Today is one of my favorite holidays because it celebrates round, furry people who like to sleep and have the good sense to go back to bed when they wake up to find that it’s dark and cold. Talk about hitting the sleep switch!
Groundhogs are remarkable creatures, though not much appreciated by most people. They are persistent, deliberate, adaptable, and not easily perturbed. I came to love groundhogs after discovering that we shared territory with one in our previous home. She lived under our woodpile, which was a bit of a mess; we vainly hoped she would straighten it up a bit, but apparently “woodchuck” is somewhat of a misnomer.*
Groundhogs are the bane of many gardeners because they are so cosmopolitan in their tastes: they will eat almost any sort of vegetation, and are particularly fond of garden vegetables, largely because of their moisture content. (Groundhogs are masters of energy economy; if they eat food with lots of water in it, they won’t have to walk all the way down to the creek to drink.) **

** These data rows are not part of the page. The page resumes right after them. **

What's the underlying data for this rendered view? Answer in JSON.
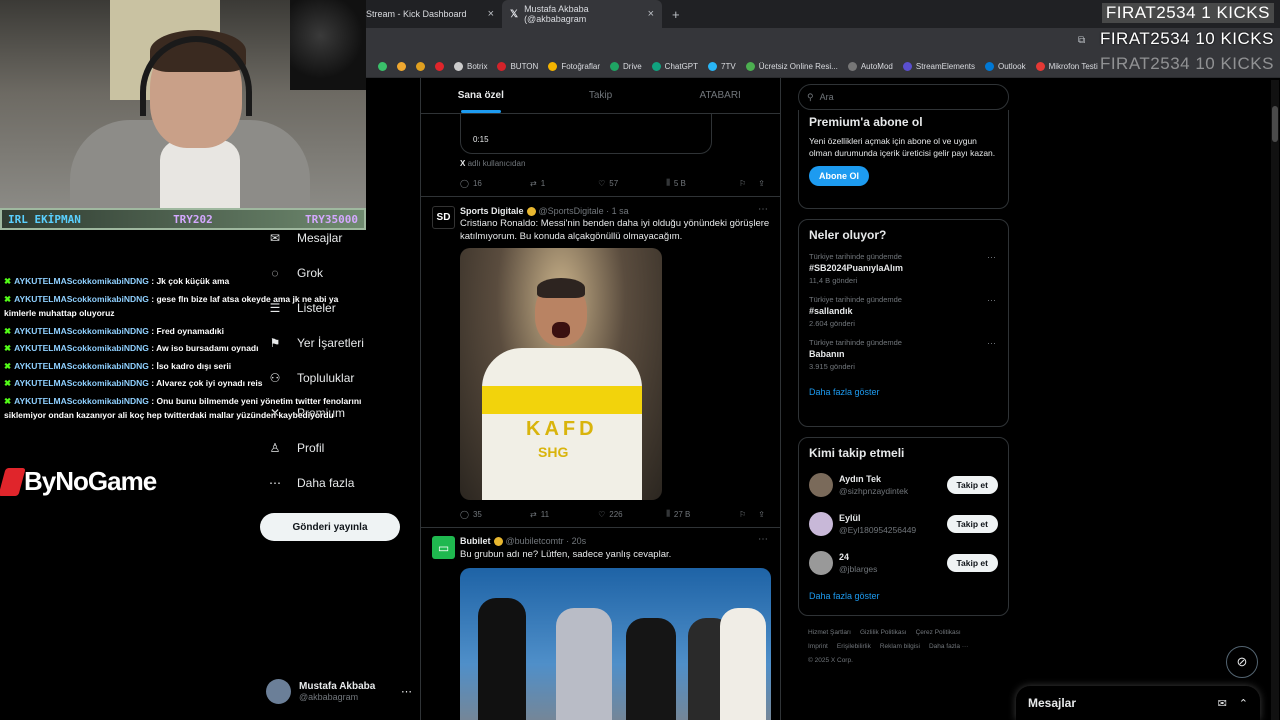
{
  "browser": {
    "tabs": [
      {
        "label": "Stream - Kick Dashboard",
        "close": "×"
      },
      {
        "label": "Mustafa Akbaba (@akbabagram",
        "close": "×"
      }
    ],
    "new_tab": "+",
    "bookmarks": [
      "Botrix",
      "BUTON",
      "Fotoğraflar",
      "Drive",
      "ChatGPT",
      "7TV",
      "Ücretsiz Online Resi...",
      "AutoMod",
      "StreamElements",
      "Outlook",
      "Mikrofon Testi"
    ]
  },
  "overlay": {
    "kicks_1": "FIRAT2534  1 KICKS",
    "kicks_2": "FIRAT2534  10 KICKS",
    "kicks_3": "FIRAT2534  10 KICKS",
    "prices": [
      "IRL EKİPMAN",
      "TRY202",
      "TRY35000"
    ],
    "brand": "ByNoGame"
  },
  "chat": [
    {
      "user": "AYKUTELMAScokkomikabiNDNG",
      "msg": " : Jk çok küçük ama"
    },
    {
      "user": "AYKUTELMAScokkomikabiNDNG",
      "msg": " : gese fln bize laf atsa okeyde ama jk ne abi ya kimlerle muhattap oluyoruz"
    },
    {
      "user": "AYKUTELMAScokkomikabiNDNG",
      "msg": " : Fred oynamadıki"
    },
    {
      "user": "AYKUTELMAScokkomikabiNDNG",
      "msg": " : Aw iso bursadamı oynadı"
    },
    {
      "user": "AYKUTELMAScokkomikabiNDNG",
      "msg": " : İso kadro dışı serii"
    },
    {
      "user": "AYKUTELMAScokkomikabiNDNG",
      "msg": " : Alvarez çok iyi oynadı reis"
    },
    {
      "user": "AYKUTELMAScokkomikabiNDNG",
      "msg": " : Onu bunu bilmemde yeni yönetim twitter fenolarını siklemiyor ondan kazanıyor ali koç hep twitterdaki mallar yüzünden kaybediyordu"
    }
  ],
  "nav": {
    "items": [
      {
        "label": "Mesajlar",
        "icon": "✉"
      },
      {
        "label": "Grok",
        "icon": "◌"
      },
      {
        "label": "Listeler",
        "icon": "☰"
      },
      {
        "label": "Yer İşaretleri",
        "icon": "⚑"
      },
      {
        "label": "Topluluklar",
        "icon": "⚇"
      },
      {
        "label": "Premium",
        "icon": "✕"
      },
      {
        "label": "Profil",
        "icon": "♙"
      },
      {
        "label": "Daha fazla",
        "icon": "⋯"
      }
    ],
    "post_button": "Gönderi yayınla",
    "me_name": "Mustafa Akbaba",
    "me_handle": "@akbabagram",
    "more": "⋯"
  },
  "timeline": {
    "tabs": [
      "Sana özel",
      "Takip",
      "ATABARI"
    ],
    "prev": {
      "duration": "0:15",
      "via_x": "X",
      "via": "adlı kullanıcıdan",
      "replies": "16",
      "reposts": "1",
      "likes": "57",
      "views": "5 B"
    },
    "tweet1": {
      "avatar": "SD",
      "name": "Sports Digitale",
      "handle": "@SportsDigitale · 1 sa",
      "text": "Cristiano Ronaldo: Messi'nin benden daha iyi olduğu yönündeki görüşlere katılmıyorum. Bu konuda alçakgönüllü olmayacağım.",
      "jersey_main": "KAFD",
      "jersey_sub": "SHG",
      "replies": "35",
      "reposts": "11",
      "likes": "226",
      "views": "27 B"
    },
    "tweet2": {
      "name": "Bubilet",
      "handle": "@bubiletcomtr · 20s",
      "text": "Bu grubun adı ne? Lütfen, sadece yanlış cevaplar."
    }
  },
  "sidebar": {
    "search_placeholder": "Ara",
    "premium": {
      "title": "Premium'a abone ol",
      "text": "Yeni özellikleri açmak için abone ol ve uygun olman durumunda içerik üreticisi gelir payı kazan.",
      "button": "Abone Ol"
    },
    "trends": {
      "title": "Neler oluyor?",
      "items": [
        {
          "context": "Türkiye tarihinde gündemde",
          "topic": "#SB2024PuanıylaAlım",
          "count": "11,4 B gönderi"
        },
        {
          "context": "Türkiye tarihinde gündemde",
          "topic": "#sallandık",
          "count": "2.604 gönderi"
        },
        {
          "context": "Türkiye tarihinde gündemde",
          "topic": "Babanın",
          "count": "3.915 gönderi"
        }
      ],
      "more": "Daha fazla göster"
    },
    "who": {
      "title": "Kimi takip etmeli",
      "items": [
        {
          "name": "Aydın Tek",
          "handle": "@sizhpnzaydintek",
          "button": "Takip et"
        },
        {
          "name": "Eylül",
          "handle": "@Eyl180954256449",
          "button": "Takip et"
        },
        {
          "name": "24",
          "handle": "@jblarges",
          "button": "Takip et"
        }
      ],
      "more": "Daha fazla göster"
    },
    "footer": [
      "Hizmet Şartları",
      "Gizlilik Politikası",
      "Çerez Politikası",
      "Imprint",
      "Erişilebilirlik",
      "Reklam bilgisi",
      "Daha fazla ···",
      "© 2025 X Corp."
    ]
  },
  "dock": {
    "label": "Mesajlar"
  }
}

I discovered that the secret to living with our groundhog was to make sure she had what she needed. One early summer day, I watched her amble across the yard from the wood pile toward the garden, which was on the other side of the house. We have always had what we call a “freedom lawn” (which means we don’t apply any herbicides or fertilizers to it) and the yard was a sea of bright yellow dandelion flowers. Being energy efficient by nature, the groundhog ate the blossom off every dandelion she passed. About halfway across the yard, she paused for a few moments then turned around and waddled back to the wood pile, apparently full.
When the dandelions weren’t in bloom, I found out that she loved borage. Fortunately for me, the borage had self-sown madly around the edges of the raised garden bed closest to the wood pile. I came out one day to discover the borage had been eaten to the ground on three sides of the bed, but the vegetables and greens in the middle remained untouched. As I had plenty of borage all over the garden and it grew back rapidly, both the groundhog and I were extremely satisfied. I never lost any vegetables, herbs, or greens to her, and she got her fill at all times.
I learned a lot from that groundhog: never pass up a tasty tidbit; always stop eating when you are full; dandelions and self-sown borage are gifts from the garden gods; stop and soak up the sun whenever the opportunity presents itself; and most importantly, some days, the right thing to do is pull the covers over your head and get another forty winks.
Happy Groundhog’s Day!
* It’s actually an Anglicization of a Native American word (Algonquian) for the animal, wuchak.
** I’ve been told by a gardening friend that providing a shallow dish of water between the garden and the groundhog’s burrow will also deter vegetable predation, because the critters are chiefly looking for moisture when they raid the garden.